No doubt that technology has revolutionized healthcare in the world, but has also brought with it threats of data insecurity.
There are worldwide complaints by members of the public about how much personal information hospitals collect about patients and as to whether this information is protected and kept private.
With advancements in technology, medical facilities have found themselves needing to collect data from patients and storing it in a centralised database where it can be referenced for future visits or expert analysis.
In July 2018, there were reports that shocked Singapore when a data breach led to compromising of personal data of 1.5 million patients. This raised eyebrows the world over and triggered the government of Uganda to take action. A new law, the Data Protection and Privacy Act was assented to by President Museveni on February 25.
While this offers some sort of reprieve, it does not guarantee the protection of one’s data from breach but rather regulates and protects the use of data. Experts and activists are hoping newer technology such as Blockchain will offer a more viable solution.
Blockchain is a database or distributed ledger that is shared across a network. Blockchain’s goal is to allow digital information to be recorded and distributed but cannot be edited. The said ledger is encrypted such that only authorized parties can access the data.
Speaking at the 2nd Health Innovations conference about how the fourth industrial revolution will improve the health service industry, Kwame Rugunda, chief executive - Crypto Savannah reaffirmed how Blockchain technology will revolutionise record keeping in the health sector.
“With Blockchain technology, data for health care will be processed efficiently and will be secure and protected from breach.” Rugunda said.
According to Rugunda , the fourth industrial revolution is going to improve service delivery as medical personnel would be able to do their work efficiently and at a very fast speed. It would also foster collaboration among all stakeholders like financial services if products like medical insurance are absorbed by the system.

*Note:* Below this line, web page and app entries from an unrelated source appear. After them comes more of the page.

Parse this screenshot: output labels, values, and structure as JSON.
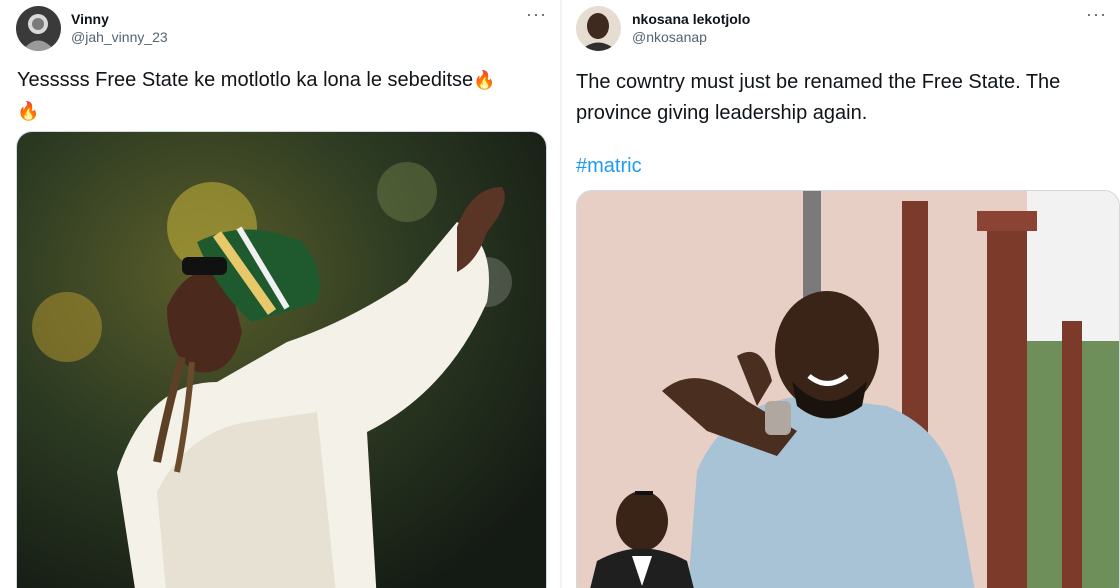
{
  "tweet1": {
    "author_name": "Vinny",
    "author_handle": "@jah_vinny_23",
    "text": "Yesssss Free State ke motlotlo ka lona le sebeditse",
    "emoji_1": "🔥",
    "emoji_2": "🔥",
    "more_label": "···"
  },
  "tweet2": {
    "author_name": "nkosana lekotjolo",
    "author_handle": "@nkosanap",
    "text_line_1": "The cowntry must just be renamed the Free State. The",
    "text_line_2": "province giving leadership again.",
    "hashtag": "#matric",
    "more_label": "···"
  },
  "colors": {
    "text": "#0f1419",
    "secondary": "#536471",
    "link": "#1d9bf0",
    "border": "#cfd9de"
  },
  "icons": [
    "more-options-icon",
    "fire-emoji-icon"
  ]
}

The 2019 Health Innovation conference was presided over by the Makerere University deputy vice chancellor academic affairs, Dr Umaru Kakumba who praised the initiative for promoting Makerere as a centre of excellence through research which according to him is the end factor of production.
The conference, in its second year and is running for for two days from March 19-20. It is hosted by the Uganda Academy for Health and Innovation and Impact, a project housed within the Infectious Diseases Institute (IDI), Makerere University.